Gap healing
The healing process taking place between two fragment ends kept in stable relative position with a small gap between them. Gap healing progresses in two phases: (1) the filling of the gap with lamellar bone orientated parallel to the plane of the fracture gap, (2) the subsequent osteonal remodelling of the newly formed lamellar bone.

Gliding hole
When a fully threaded screw is used as a lag screw, the cortex under the screw head (near cortex, or cis-cortex) should not engage the screw threads. This can be accomplished by over-drilling the near cortex hole to at least the size of the outer diameter of the screw thread.

Gliding splint
A splint (such as an unlocked intramedullary nail) which allows for axial shortening. Such a splint provides the possibility for the re-establishment of bony coaptation under conditions of fragment end shortening due to bone surface resorption.

Goal of fracture treatment
According to Müller et al. (1963), the goal of fracture treatment is to restore optimal function of the limb in respect to mobility and load-bearing capacity. The goal is furthermore to prevent early complications, such as reflex sympathetic dystrophy, fracture disease, or Sudeck's atrophy and, in the case of polytrauma, multiple system organ failu…


Haversian System
The cortical bone is composed of a system of small channels (osteons) about 0.1 mm in diameter. These channels contain the blood vessels and are remodelled after a disturbance of the blood supply to bone. There is a natural turnover of the Haversian systems by continuous osteonal remodelling; this process is part of the dynamic and metabolic nature…

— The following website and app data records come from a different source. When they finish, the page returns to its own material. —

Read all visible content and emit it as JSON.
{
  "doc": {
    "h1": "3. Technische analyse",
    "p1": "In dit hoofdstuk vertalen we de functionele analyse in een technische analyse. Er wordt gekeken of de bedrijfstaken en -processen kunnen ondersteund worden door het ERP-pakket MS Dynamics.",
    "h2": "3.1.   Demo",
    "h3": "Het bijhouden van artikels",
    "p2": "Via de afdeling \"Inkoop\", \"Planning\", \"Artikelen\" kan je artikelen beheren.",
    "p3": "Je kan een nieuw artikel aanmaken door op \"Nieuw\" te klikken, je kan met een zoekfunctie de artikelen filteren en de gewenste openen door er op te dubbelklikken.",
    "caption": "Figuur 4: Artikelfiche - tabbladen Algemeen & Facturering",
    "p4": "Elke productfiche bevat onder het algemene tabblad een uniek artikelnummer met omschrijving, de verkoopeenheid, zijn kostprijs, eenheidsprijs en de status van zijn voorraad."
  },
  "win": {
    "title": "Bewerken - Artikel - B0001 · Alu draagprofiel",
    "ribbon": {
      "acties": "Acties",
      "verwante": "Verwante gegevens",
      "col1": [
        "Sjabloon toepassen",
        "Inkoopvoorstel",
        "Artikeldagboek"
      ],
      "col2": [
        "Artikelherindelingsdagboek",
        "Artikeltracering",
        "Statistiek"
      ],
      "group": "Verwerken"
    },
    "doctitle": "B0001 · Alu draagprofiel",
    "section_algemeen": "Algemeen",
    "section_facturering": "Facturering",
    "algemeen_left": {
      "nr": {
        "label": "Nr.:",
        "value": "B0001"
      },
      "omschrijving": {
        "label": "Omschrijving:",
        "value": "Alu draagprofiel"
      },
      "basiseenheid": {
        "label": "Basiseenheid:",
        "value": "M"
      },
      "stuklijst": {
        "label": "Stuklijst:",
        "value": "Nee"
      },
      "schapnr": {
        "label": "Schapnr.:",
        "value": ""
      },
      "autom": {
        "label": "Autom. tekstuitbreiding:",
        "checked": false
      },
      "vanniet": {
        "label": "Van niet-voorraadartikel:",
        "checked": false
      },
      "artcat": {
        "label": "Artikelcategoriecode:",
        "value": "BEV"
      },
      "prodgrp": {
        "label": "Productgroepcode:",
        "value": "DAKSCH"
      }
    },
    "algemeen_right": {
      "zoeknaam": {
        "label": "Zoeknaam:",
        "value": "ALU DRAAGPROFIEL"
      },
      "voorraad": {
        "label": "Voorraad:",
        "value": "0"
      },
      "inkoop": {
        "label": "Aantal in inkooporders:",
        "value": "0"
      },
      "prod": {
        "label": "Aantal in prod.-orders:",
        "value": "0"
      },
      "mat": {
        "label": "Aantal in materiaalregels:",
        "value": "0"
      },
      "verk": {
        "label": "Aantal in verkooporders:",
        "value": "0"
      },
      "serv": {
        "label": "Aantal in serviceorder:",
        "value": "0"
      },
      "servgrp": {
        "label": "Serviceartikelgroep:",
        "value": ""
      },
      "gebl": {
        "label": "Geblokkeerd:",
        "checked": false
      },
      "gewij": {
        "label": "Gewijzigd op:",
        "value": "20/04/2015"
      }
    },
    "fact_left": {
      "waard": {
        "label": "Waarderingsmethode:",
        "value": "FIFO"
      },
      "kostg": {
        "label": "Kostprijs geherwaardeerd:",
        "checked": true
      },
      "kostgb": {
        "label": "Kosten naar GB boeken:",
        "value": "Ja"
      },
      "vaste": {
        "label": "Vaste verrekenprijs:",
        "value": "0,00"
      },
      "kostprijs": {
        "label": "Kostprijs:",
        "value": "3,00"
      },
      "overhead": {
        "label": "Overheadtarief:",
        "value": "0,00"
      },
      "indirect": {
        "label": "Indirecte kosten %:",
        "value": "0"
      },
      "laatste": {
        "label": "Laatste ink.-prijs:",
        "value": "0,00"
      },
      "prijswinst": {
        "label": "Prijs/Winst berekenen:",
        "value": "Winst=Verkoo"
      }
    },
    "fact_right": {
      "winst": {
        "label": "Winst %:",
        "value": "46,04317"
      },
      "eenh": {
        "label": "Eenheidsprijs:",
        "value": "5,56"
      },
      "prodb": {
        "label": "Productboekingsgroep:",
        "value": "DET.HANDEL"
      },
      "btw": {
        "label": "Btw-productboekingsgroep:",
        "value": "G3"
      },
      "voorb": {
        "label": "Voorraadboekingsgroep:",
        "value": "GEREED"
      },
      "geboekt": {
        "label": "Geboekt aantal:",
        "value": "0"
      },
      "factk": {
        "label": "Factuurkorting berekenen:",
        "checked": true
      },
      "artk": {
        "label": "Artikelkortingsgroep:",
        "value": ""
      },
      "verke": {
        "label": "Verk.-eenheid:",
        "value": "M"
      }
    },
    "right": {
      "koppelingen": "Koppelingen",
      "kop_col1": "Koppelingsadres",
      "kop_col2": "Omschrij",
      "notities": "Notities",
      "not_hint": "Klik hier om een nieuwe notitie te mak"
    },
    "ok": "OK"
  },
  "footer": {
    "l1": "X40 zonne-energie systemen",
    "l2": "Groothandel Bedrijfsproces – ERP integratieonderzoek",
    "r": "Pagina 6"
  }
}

Hawkin's test
. A test for subacromial impingement at the shoulder. With the arm in the throwing position and flexed forward about 30 degrees, passively internally rotate the humerus. Pain suggests impingement of the supraspinatus tendon against the coraco-acromial ligament. Crepitus can also often be detected at the subacromial bursa. For shoulder examination, …

Restoration of original integrity. The healing process after a bone fracture lasts many years, until internal fracture remodelling subsides. For practical purposes, however, healing is considered to be complete when the bone has regained its normal stiffness and strength.

– see Allograft

Homograft –
see Allograft